Rebecca West once said, “I myself have never been able to find out precisely what feminism is: I only know that people call me a feminist whenever I express sentiments that differentiate me from a doormat”; feminism and other social issues are fundamental to literature, with them commonly being a driving force behind both modern and classic works of fiction. Feminism is everywhere, with women still fighting for gender equality in modern day Britain as demonstrated through Emma Watson’s United Nations speech which was broadcasted in September of 2014 where she differentiates feminism from ‘man-hating’. Feminism has developed considerably over time as general attitudes have been swayed through literature, political movements and women’s portrayal of themselves. In 1847, Charlotte Bronte released her novel ‘Jane Eyre’ which was viewed as very radical for its time as Bronte uses Jane to exhibit her resentment towards society. Jane is presented as a morally strong, determined character who, when she falls in love, embraces the notion instead of the label and profits which are associated with it; she states that she “cares for [her]self” and that “more unsustained [she is], the more [she] will respect [her]self” as she is not tempted away from her self-respect.
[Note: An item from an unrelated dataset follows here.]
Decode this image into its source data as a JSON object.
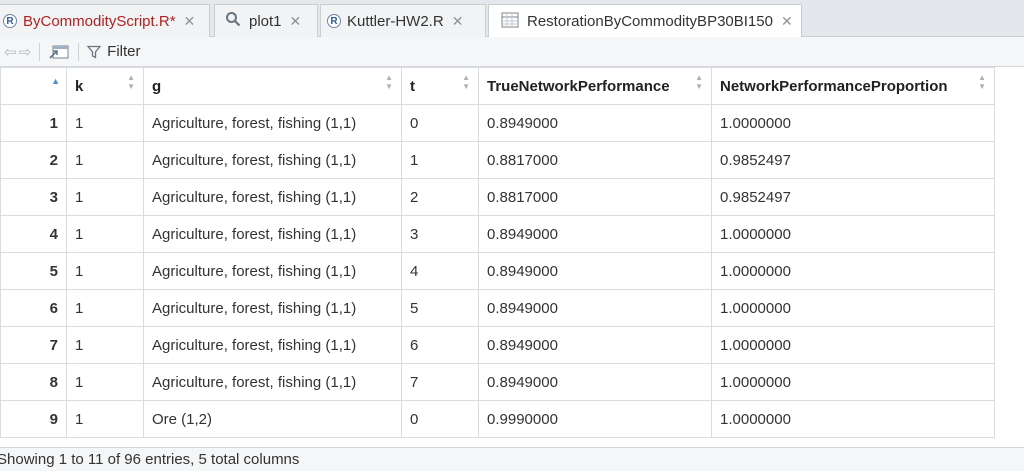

Even there are some of them write exactly the same story of their experience, and Charlotte Bronte narrates her own story in Jane Eyre. There have been so many arguments about this case for many years, but the life of Jane has a lot in common with the author of the novel, Charlotte Bronte. In this paper, the researcher is going to try to find out the influence, similarity, and the relation between Jane Eyre and Charlotte Bronte’s character, their childhood, their relationships with parents, friends, and their suffering in living. Jane Eyre is a foundation of studying English literature courses in all universities around the world; this novel tells us a story of little girl “Jane” who struggle into life to reach assert of her own identity.
With Charlotte Brontë’s father being a clergyman and member of the Church, Charlotte Brontë, as well as her sisters have been in constant contact with religion throughout their whole lives. Even though her father gave Charlotte relative freedom in developing her own ideas and beliefs, religion was an important factor in Charlotte Brontë’s life nevertheless. Through Jane Eyre Charlotte Brontë expresses several issues of Victorian Britain, such as gender equality or the class system but religion is a reoccurring and omnipresent subject in Jane Eyre. Throughout the whole novel Jane is confronted with religious characters such as Mr Brocklehurst, Helen Burns and St. John Rivers. Those characters all represent three vastly different variations of Christian faith in the Victorian Era.
Topic: Marriage in “Jane Eyre” In “Jane Eyre” Charlotte Brontë rejects the traditional role of women subdued by social conceptions and masculine authority by generating an identity to her female character. Thesis: Jane´s personality will bring into being a new kind of marriage based on equality, meanwhile her choice for romantic fulfilment will depend solely on her autonomy and self-government. Introduction Charlotte Brontë´s “Jane Eyre” stands as a model of genuine literature due to the fact that it breaks all conventions and stereotypes and goes beyond the boundaries of common romance in order to obtain love, identity and equality. 1.